Finally, Cobweb worked for me in a retro/pulp way, with some deliberately overwrought purple prose, some interesting story ideas, a touch of vague eroticism and a beguilingly simplistic art style that I found quite charming (mixed with some occasional experimentation with photography and collage). But ultimately I didn’t find there was much to it, and didn’t ever really look forward to the next chapter.

Nevertheless, on the strength of this first collection, I’m thinking that Tomorrow Stories is going to prove to be even better than Terrific Tales, which I wasn’t expecting. I’m surprised that these stories aren’t more well-known and celebrated, because I think they represent some of the best work that Moore has done in the latter half of his career. Certainly I’ll be digging the book out for another reread soon.


Jack B Quick was hilarious when the cast of Tomorrow Stories showed up at the end of Promethea too.


I need to go back and reread that final Promethea storyline after reading all this stuff for the first time. There was loads of stuff in it that I must have missed.


All your ABC posts are making me want to pull out my Top Ten and Promethea trades actually.


It’s been years since I read those core series, Tom Strong too. At some point I will get around to giving them another look!


Ouch, does tend to happen with the first Omnibuses too, people seem to go mad for them more than any others. I’ve the Usagi Yojimbo hardbacks DHC are putting out, except for Vol 1 because everyone went nuts over it.

Don’t forget about the Deadly Hands of Kung Fui pair too, if anything the first one beats Shang-Chi for quality.


Yeah - like you, I didn’t ever think Shang Chi would be collected so I’ve got my eye on a bunch of that stuff.

It is expensive though.


As I understand it, Marvel have had to strike a fairly time-limited deal for the reprint rights to all the Master of Kung Fu and Deadly Hands stuff, which is why it’s all coming out so quickly. I think with these expensive volumes they would usually spread them out a little more.


I’m surprised they’re not doing some kind of premium collection for 600 pounds or something - with a little box and everything.


I think there were some buyers, like me, who were trying this material out for the first time with omnibus #1 - I imagine Marvel got a decent few sales on that one that didn’t carry over to the subsequent volumes.

With a big single set, you probably wouldn’t get those curious readers checking it out.


If time’s a big factor, they could easily have just done three omnibuses of Shang-Chi.


Interesting - was looking around SpeedyHen’s site and they’ve returned to their lower prices on the big books:

  • $125 = £58
  • $100 = £46-47
  • $75 = £35
  • $50 = £25.94
  • $40 = £21.37

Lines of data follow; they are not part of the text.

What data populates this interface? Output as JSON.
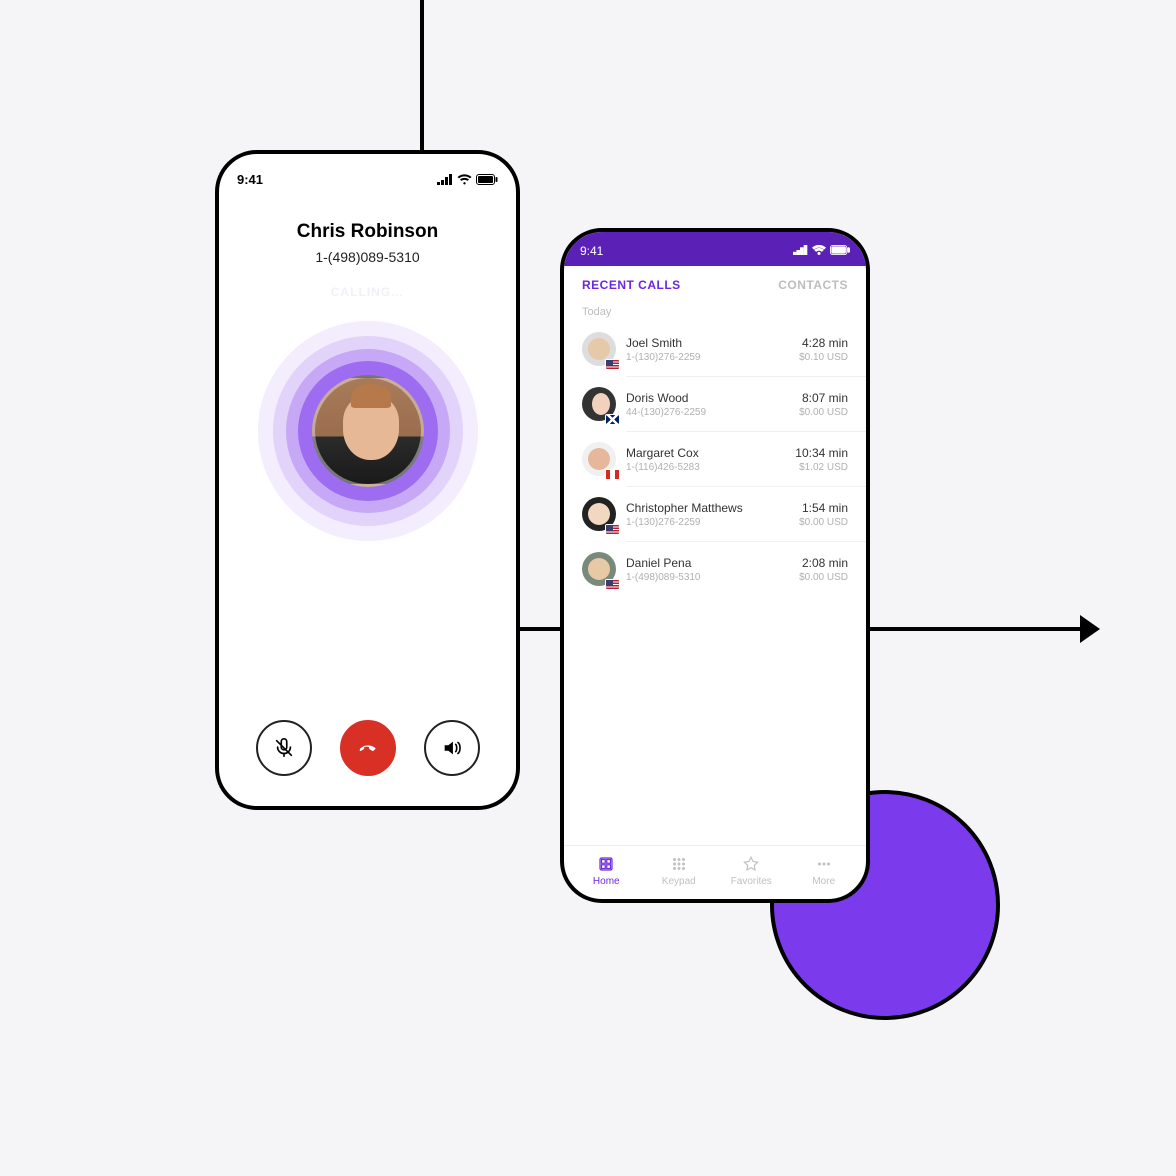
{
  "colors": {
    "accent": "#6d28d9",
    "end_call": "#d93025",
    "deco_purple": "#7c3aed"
  },
  "status_time": "9:41",
  "call": {
    "name": "Chris Robinson",
    "number": "1-(498)089-5310",
    "status": "CALLING…",
    "actions": {
      "mute": "Mute",
      "end": "End call",
      "speaker": "Speaker"
    }
  },
  "phone2": {
    "tabs": {
      "recent": "RECENT CALLS",
      "contacts": "CONTACTS"
    },
    "section": "Today",
    "rows": [
      {
        "name": "Joel Smith",
        "number": "1-(130)276-2259",
        "duration": "4:28 min",
        "cost": "$0.10 USD",
        "flag": "us"
      },
      {
        "name": "Doris Wood",
        "number": "44-(130)276-2259",
        "duration": "8:07 min",
        "cost": "$0.00 USD",
        "flag": "uk"
      },
      {
        "name": "Margaret Cox",
        "number": "1-(116)426-5283",
        "duration": "10:34 min",
        "cost": "$1.02 USD",
        "flag": "ca"
      },
      {
        "name": "Christopher Matthews",
        "number": "1-(130)276-2259",
        "duration": "1:54 min",
        "cost": "$0.00 USD",
        "flag": "us"
      },
      {
        "name": "Daniel Pena",
        "number": "1-(498)089-5310",
        "duration": "2:08 min",
        "cost": "$0.00 USD",
        "flag": "us"
      }
    ],
    "tabbar": {
      "home": "Home",
      "keypad": "Keypad",
      "favorites": "Favorites",
      "more": "More"
    }
  }
}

So, probably worth keeping an eye on for normal print run books.


Cool, this means the GI Joe complete collections are back to sensible p-- oh, they’re all sold out.


As pointed out by Simon, a sale:

Does this mean they’ve finally got all of Nikolai Dante back in print again? As ever this comes very highly recommended if people haven’t tried it.


Quick question about the new Metabaron series: Is the dialogue significantly better than Jodorowsky’s other works? I ask because I know he’s only plotting and Jerry Frissen is doing the actual scripting. I love Jodorowsky’s ideas but those ideas paired with better writing would be too good to pass up.


Comme ci, comme ca. :wink:


Hmm, can’t really say as I haven’t noticed the problem you have.

Then again, I read Jodorowsky SF more for mad ideas than anything else.


DC’s trades through the end of the year are up on Amazon now, including the Rebirth Deluxe editions for Green Arrow, Wonder Woman, Nightwing and Harley Quinn.


Amazon have updated their solicit and it now says the contents are JUSTICE LEAGUE #1-6, JUSTICE LEAGUE INTERNATIONAL #7-25, JUSTICE LEAGUE AMERICA #26-30, JUSTICE LEAGUE INTERNATIONAL ANNUAL #1-3 and JUSTICE LEAGUE EUROPE #1-6. That matches up with the page count.